→ **What to work on**
Look through the entries. Copy each line that has the word "title".

________

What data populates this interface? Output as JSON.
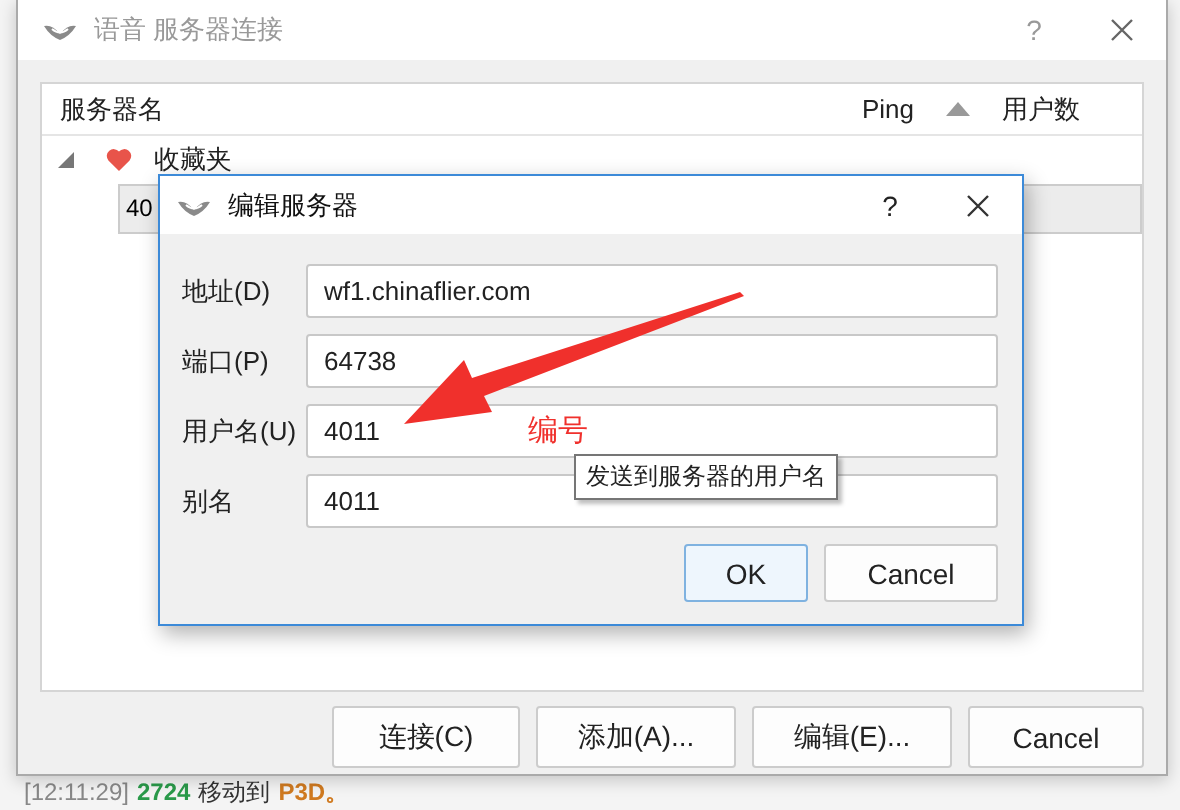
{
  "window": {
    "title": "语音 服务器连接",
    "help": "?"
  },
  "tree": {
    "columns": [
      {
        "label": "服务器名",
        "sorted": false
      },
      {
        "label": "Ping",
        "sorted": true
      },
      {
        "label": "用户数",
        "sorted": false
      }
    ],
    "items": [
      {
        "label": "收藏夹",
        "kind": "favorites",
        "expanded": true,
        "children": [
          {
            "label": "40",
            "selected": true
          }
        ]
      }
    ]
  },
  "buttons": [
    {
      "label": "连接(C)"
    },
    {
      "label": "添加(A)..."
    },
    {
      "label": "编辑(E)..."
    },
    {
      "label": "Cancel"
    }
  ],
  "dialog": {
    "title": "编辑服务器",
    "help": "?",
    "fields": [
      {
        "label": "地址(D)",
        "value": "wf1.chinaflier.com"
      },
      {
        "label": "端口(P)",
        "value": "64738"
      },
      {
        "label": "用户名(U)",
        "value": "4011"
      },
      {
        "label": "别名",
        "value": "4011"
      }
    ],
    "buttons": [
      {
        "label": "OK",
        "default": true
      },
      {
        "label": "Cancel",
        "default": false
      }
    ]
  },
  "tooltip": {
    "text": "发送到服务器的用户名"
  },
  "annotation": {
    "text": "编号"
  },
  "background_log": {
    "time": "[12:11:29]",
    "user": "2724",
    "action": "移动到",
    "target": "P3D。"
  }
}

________

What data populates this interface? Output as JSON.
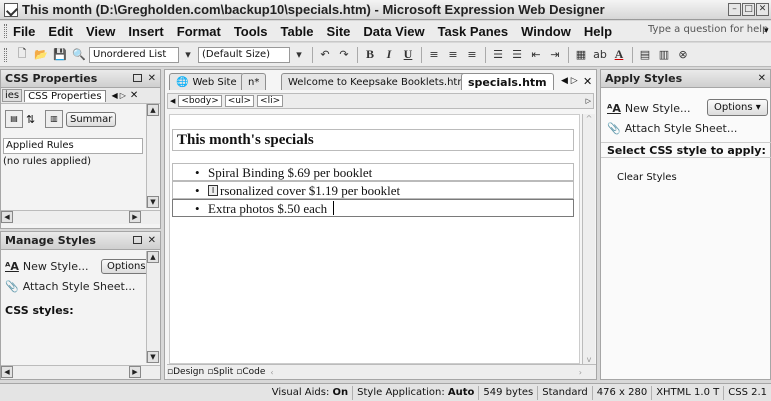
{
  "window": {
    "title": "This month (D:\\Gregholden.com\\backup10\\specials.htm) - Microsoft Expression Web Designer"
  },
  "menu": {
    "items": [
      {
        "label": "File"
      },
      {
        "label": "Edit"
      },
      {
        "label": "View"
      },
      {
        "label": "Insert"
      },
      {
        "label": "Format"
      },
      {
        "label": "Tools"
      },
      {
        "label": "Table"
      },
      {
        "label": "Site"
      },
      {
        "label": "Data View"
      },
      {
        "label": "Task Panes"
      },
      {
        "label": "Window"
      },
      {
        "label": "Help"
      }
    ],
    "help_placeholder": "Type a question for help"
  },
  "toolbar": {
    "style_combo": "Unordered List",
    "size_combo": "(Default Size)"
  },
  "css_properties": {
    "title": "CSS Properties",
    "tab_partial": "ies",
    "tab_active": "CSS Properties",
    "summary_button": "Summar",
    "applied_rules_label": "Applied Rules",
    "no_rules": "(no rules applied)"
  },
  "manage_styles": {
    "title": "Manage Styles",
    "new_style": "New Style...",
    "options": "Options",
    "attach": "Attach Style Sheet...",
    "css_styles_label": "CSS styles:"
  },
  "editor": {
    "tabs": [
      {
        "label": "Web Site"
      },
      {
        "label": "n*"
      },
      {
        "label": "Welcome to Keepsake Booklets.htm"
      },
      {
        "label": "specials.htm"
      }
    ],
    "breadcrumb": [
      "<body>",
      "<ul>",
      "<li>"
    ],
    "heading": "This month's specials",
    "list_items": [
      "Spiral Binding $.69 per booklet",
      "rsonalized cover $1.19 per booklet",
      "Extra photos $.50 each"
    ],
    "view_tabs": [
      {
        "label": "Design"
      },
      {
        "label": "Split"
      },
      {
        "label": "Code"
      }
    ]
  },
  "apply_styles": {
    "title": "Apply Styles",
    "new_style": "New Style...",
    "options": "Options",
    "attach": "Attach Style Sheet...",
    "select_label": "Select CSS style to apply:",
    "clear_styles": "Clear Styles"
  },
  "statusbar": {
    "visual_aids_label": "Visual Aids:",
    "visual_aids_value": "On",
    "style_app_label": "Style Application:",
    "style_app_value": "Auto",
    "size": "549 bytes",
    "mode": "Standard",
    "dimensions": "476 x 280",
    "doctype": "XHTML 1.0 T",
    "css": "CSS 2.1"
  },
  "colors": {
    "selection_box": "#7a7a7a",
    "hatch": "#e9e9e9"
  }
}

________

→ **Your solution**
    "title": "语音 服务器连接",
    "title": "编辑服务器",
    "title": "This month (D:\\Gregholden.com\\backup10\\specials.htm) - Microsoft Expression Web Designer"
    "title": "CSS Properties",
    "title": "Manage Styles",
    "title": "Apply Styles",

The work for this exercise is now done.